‘ne Fliegerstaffel hinterher
Alarm zu geben, wenn es so wär
Dabei war’n da am Horizont
Nur 99 Luftballons

99 balloons
on their way to the horizon
People think they’re UFOs from space
so a general sent up

a fighter squadron after them
Sound the alarm if it’s so
but there on the horizon were
only 99 balloons.

99 Düsenjäger
Jeder war ein großer Krieger
Hielten sich für Captain Kirk
Das gab ein großes Feuerwerk
Die Nachbarn haben nichts gerafft
Und fühlten sich gleich angemacht
Dabei schoss man am Horizont
Auf 99 Luftballons

99 fighter jets
Each one’s a great warrior
Thought they were Captain Kirk
then came a lot of fireworks
the neighbors didn’t understand anything
and felt like they were being provoked
so they shot at the horizon
at 99 balloons.

99 Kriegsminister –
Streichholz und Benzinkanister –
Hielten sich für schlaue Leute
Witterten schon fette Beute
Riefen Krieg und wollten Macht
Mann, wer hätte das gedacht
Dass es einmal soweit kommt
Wegen 99 Luftballons

99 war ministers
matches and gasoline canisters
They thought they were clever people
already smelled a nice bounty
Called for war and wanted power.
Man, who would’ve thought
that things would someday go so far
because of 99 balloons.

99 Jahre Krieg
Ließen keinen Platz für Sieger
Kriegsminister gibt’s nicht mehr
Und auch keine Düsenflieger
Heute zieh’ ich meine Runden
Seh’ die Welt in Trümmern liegen
Hab’ ‘nen Luftballon gefunden
Denk’ an dich und lass’ ihn fliegen

99 years of war
left no room for victors.
There are no more war ministers
nor any jet fighters.
Today I’m making my rounds
see the world lying in ruins.
I found a balloon,
think of you and let it fly (away).

(Source: Thoughtco.com)

So we can see how much was changed in translation. And it does demonstrate the point nicely, that something can have a different meaning if you listen to it differently. As Mr Fry says in Cyrus Song, “To see more clearly, listen.”

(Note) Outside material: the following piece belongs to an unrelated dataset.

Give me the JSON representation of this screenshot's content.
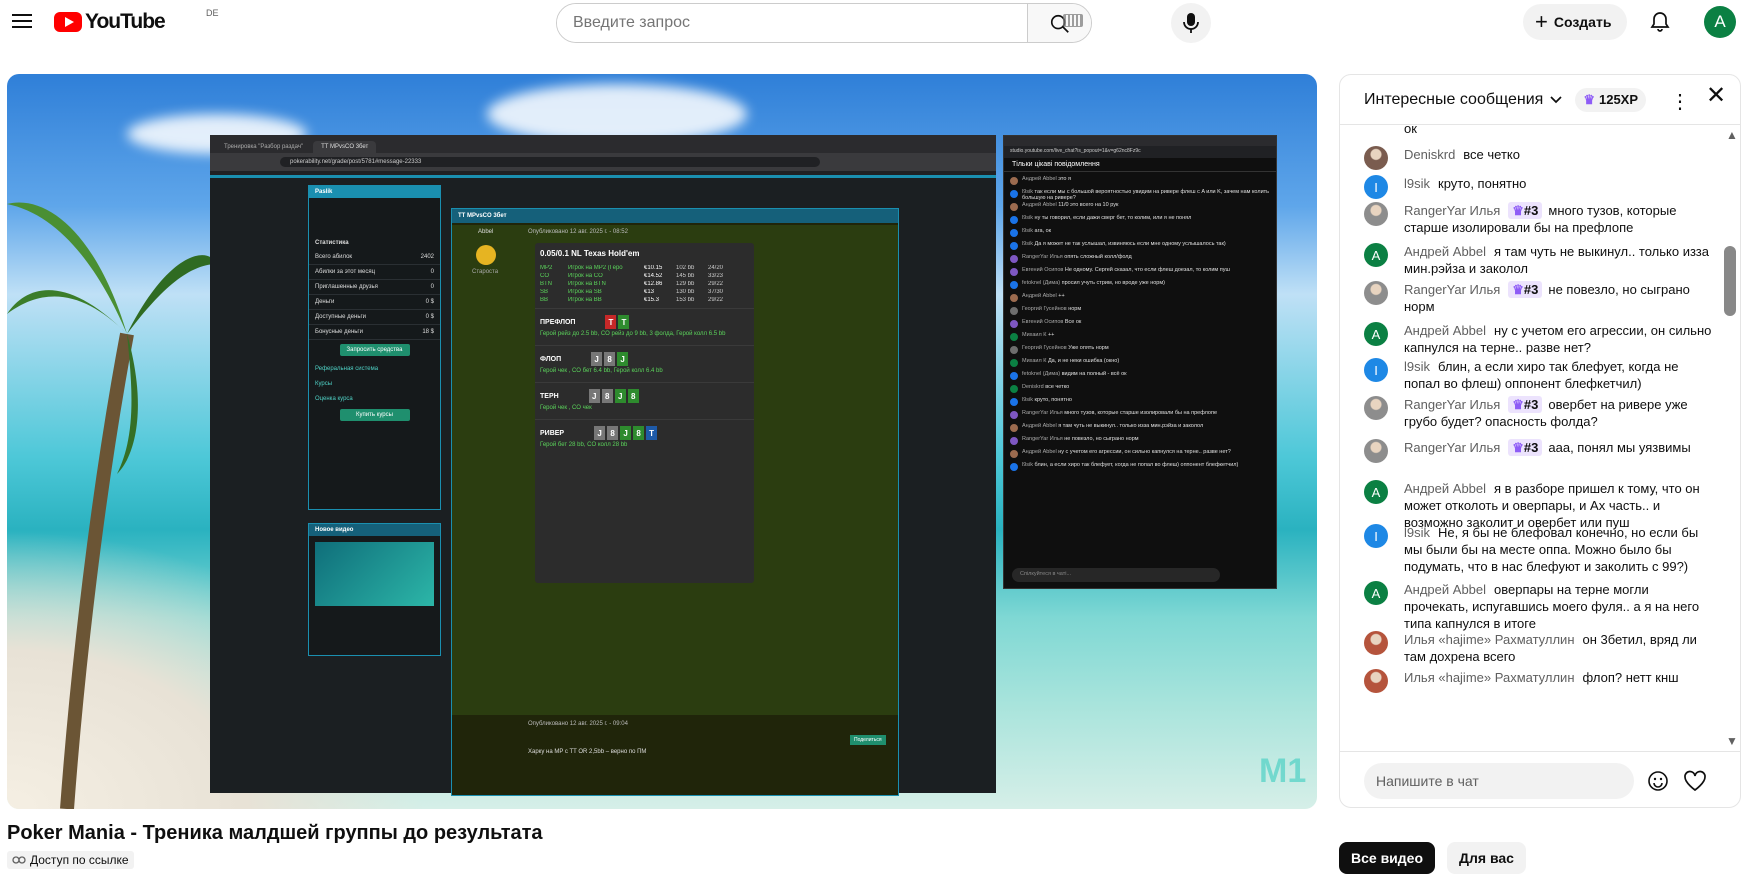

And I have been asked if there is indeed an answer, to life the universe and everything: Is it in the book? Will it make sense? To answer those questions in turn: Yes, yes, and yes.

My first three books are available now.

Post Script: After posting this, I watched today’s Pointless on BBC1, where a question concerned books: Name the book which these characters appear in, one option being: Arthur Dent, Ford Prefect and Zaphod Beeblebrox. To which the contestant answered, “Pride and Prejudice” (by Jane Austen, of course). Maybe it was one of them who compared me to Jane Austen or Douglas Adams.